There is a similar kind of optimism at the heart of a lot of the ad campaigns by health care providers – with slogans like “Thrive” and “Smile Out.” Wallace says the subtext of the ads is that people like her – who get sick and will die – maybe just aren’t being positive enough.

Karuna Jaggar is executive director of Breast Cancer Action. She says health care providers are following in the footsteps of other companies.

“It’s the basics of marketing,” Jaggar says. “In order to sell products or services, you have to sell hope.”

She says health care advertisers are adopting the kind of optimistic messaging that really began in force with the pink ribbons and rosy depictions of breast cancer.

Hospitals are spending more than ever on advertising.., and, as with other products, that advertising is filled with lots of promises. He says you don’t see the same promises in the pharmaceutical industry. Their ads are regulated by the Food and Drug Administration, which is why they have to list all those side effects and show scientific backing for their claims.

[Wrong! See Further Reading below.]

“Hospitals aren’t held to any of those [FDA] standards at all,” Calkins says. “So a hospital can go out and say, ‘This is where miracles happen. And here’s Joe. Joe was about to die. And now Joe is going to live forever.'”

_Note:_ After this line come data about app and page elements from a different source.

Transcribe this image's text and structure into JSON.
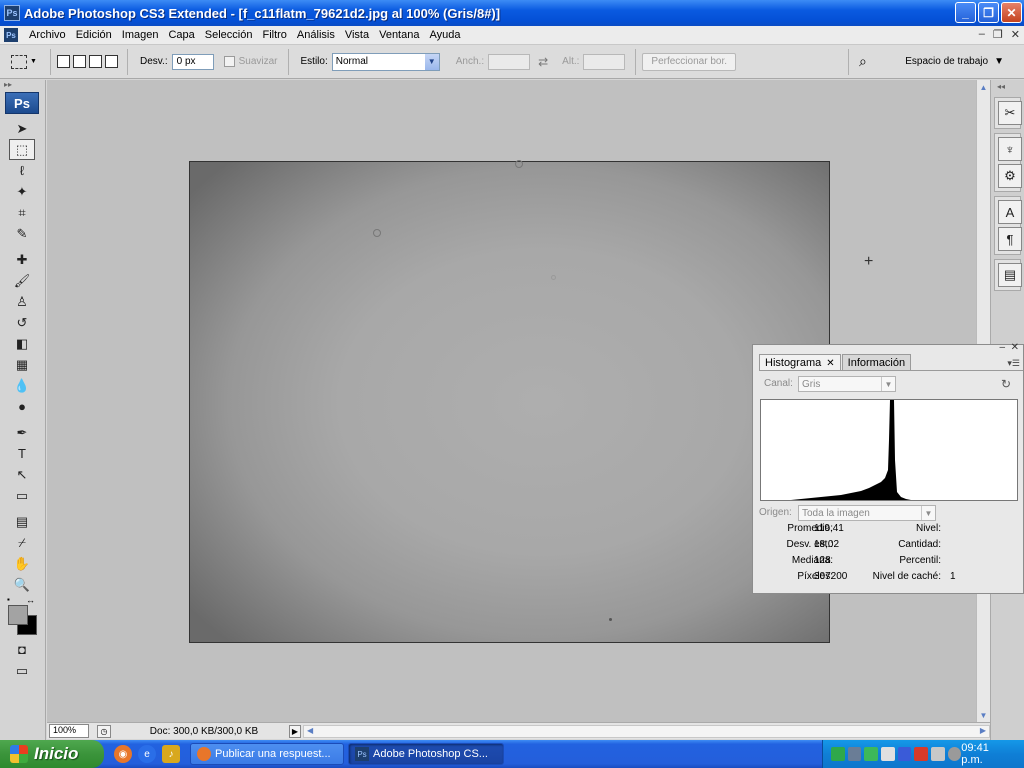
{
  "window": {
    "title": "Adobe Photoshop CS3 Extended - [f_c11flatm_79621d2.jpg al 100% (Gris/8#)]",
    "app_badge": "Ps",
    "minimize_glyph": "_",
    "restore_glyph": "❐",
    "close_glyph": "✕"
  },
  "menu": {
    "items": [
      "Archivo",
      "Edición",
      "Imagen",
      "Capa",
      "Selección",
      "Filtro",
      "Análisis",
      "Vista",
      "Ventana",
      "Ayuda"
    ],
    "doc_minimize": "–",
    "doc_restore": "❐",
    "doc_close": "✕"
  },
  "options": {
    "feather_label": "Desv.:",
    "feather_value": "0 px",
    "antialias_label": "Suavizar",
    "style_label": "Estilo:",
    "style_value": "Normal",
    "width_label": "Anch.:",
    "height_label": "Alt.:",
    "refine_label": "Perfeccionar bor.",
    "workspace_label": "Espacio de trabajo"
  },
  "toolbox": {
    "logo": "Ps",
    "tools": [
      {
        "name": "move-tool",
        "glyph": "➤"
      },
      {
        "name": "marquee-tool",
        "glyph": "⬚",
        "active": true
      },
      {
        "name": "lasso-tool",
        "glyph": "ℓ"
      },
      {
        "name": "magic-wand-tool",
        "glyph": "✦"
      },
      {
        "name": "crop-tool",
        "glyph": "⌗"
      },
      {
        "name": "slice-tool",
        "glyph": "✎"
      },
      {
        "name": "healing-brush-tool",
        "glyph": "✚"
      },
      {
        "name": "brush-tool",
        "glyph": "🖌"
      },
      {
        "name": "clone-stamp-tool",
        "glyph": "♙"
      },
      {
        "name": "history-brush-tool",
        "glyph": "↺"
      },
      {
        "name": "eraser-tool",
        "glyph": "◧"
      },
      {
        "name": "gradient-tool",
        "glyph": "▦"
      },
      {
        "name": "blur-tool",
        "glyph": "💧"
      },
      {
        "name": "dodge-tool",
        "glyph": "●"
      },
      {
        "name": "pen-tool",
        "glyph": "✒"
      },
      {
        "name": "type-tool",
        "glyph": "T"
      },
      {
        "name": "path-selection-tool",
        "glyph": "↖"
      },
      {
        "name": "shape-tool",
        "glyph": "▭"
      },
      {
        "name": "notes-tool",
        "glyph": "▤"
      },
      {
        "name": "eyedropper-tool",
        "glyph": "⌿"
      },
      {
        "name": "hand-tool",
        "glyph": "✋"
      },
      {
        "name": "zoom-tool",
        "glyph": "🔍"
      }
    ],
    "colors": {
      "foreground": "#a3a3a3",
      "background": "#000000"
    }
  },
  "status": {
    "zoom": "100%",
    "doc_info": "Doc: 300,0 KB/300,0 KB"
  },
  "histogram_panel": {
    "tabs": [
      {
        "label": "Histograma",
        "active": true,
        "close": "✕"
      },
      {
        "label": "Información",
        "active": false
      }
    ],
    "channel_label": "Canal:",
    "channel_value": "Gris",
    "source_label": "Origen:",
    "source_value": "Toda la imagen",
    "stats_left": [
      {
        "label": "Promedio:",
        "value": "119,41"
      },
      {
        "label": "Desv. est.:",
        "value": "18,02"
      },
      {
        "label": "Mediana:",
        "value": "128"
      },
      {
        "label": "Píxeles:",
        "value": "307200"
      }
    ],
    "stats_right": [
      {
        "label": "Nivel:",
        "value": ""
      },
      {
        "label": "Cantidad:",
        "value": ""
      },
      {
        "label": "Percentil:",
        "value": ""
      },
      {
        "label": "Nivel de caché:",
        "value": "1"
      }
    ]
  },
  "taskbar": {
    "start_label": "Inicio",
    "tasks": [
      {
        "label": "Publicar una respuest...",
        "active": false
      },
      {
        "label": "Adobe Photoshop CS...",
        "active": true
      }
    ],
    "clock": "09:41 p.m."
  }
}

Lori Wallace is not going to live forever. Before cancer, she says, she would have been attracted to the messages of hope. But now, she says, she needs realism – acceptance of both the world’s beauty and its harshness. She wrote an essay about that for the women in her breast cancer support group.

The essay is titled “F*** Silver Linings and Pink Ribbons.”

More here…

Further Reading:

Merck Will Try Belsomra Ads Without Furry Mascots
Intends to Shift Focus to Digital Media

[From] Belsomra’s furry word creatures have officially retired. Merck & Co.’s “sleep” cat and “wake” dog in the insomnia drug’s first wave of TV ads are giving way to a new empathy-oriented campaign that builds on sleepless patients’ personal frustrations.

In a new TV ad begun last week, a woman turns off her television, shuts the curtains, dims the lights and turns off her phone before lying down to sleep. But one by one, the devices turn themselves back on to keep her awake.

“The original ad served its purpose. We were a very late entrant to the market, and at the time, the team felt we needed to break through,” said Doug Black, U.S. marketing leader for insomnia at Merck. “What we’ve learned since then as we’ve listened to our consumers, is that to reach a broader audience, we needed to find a more empathetic message.”

More here…

Further Reading: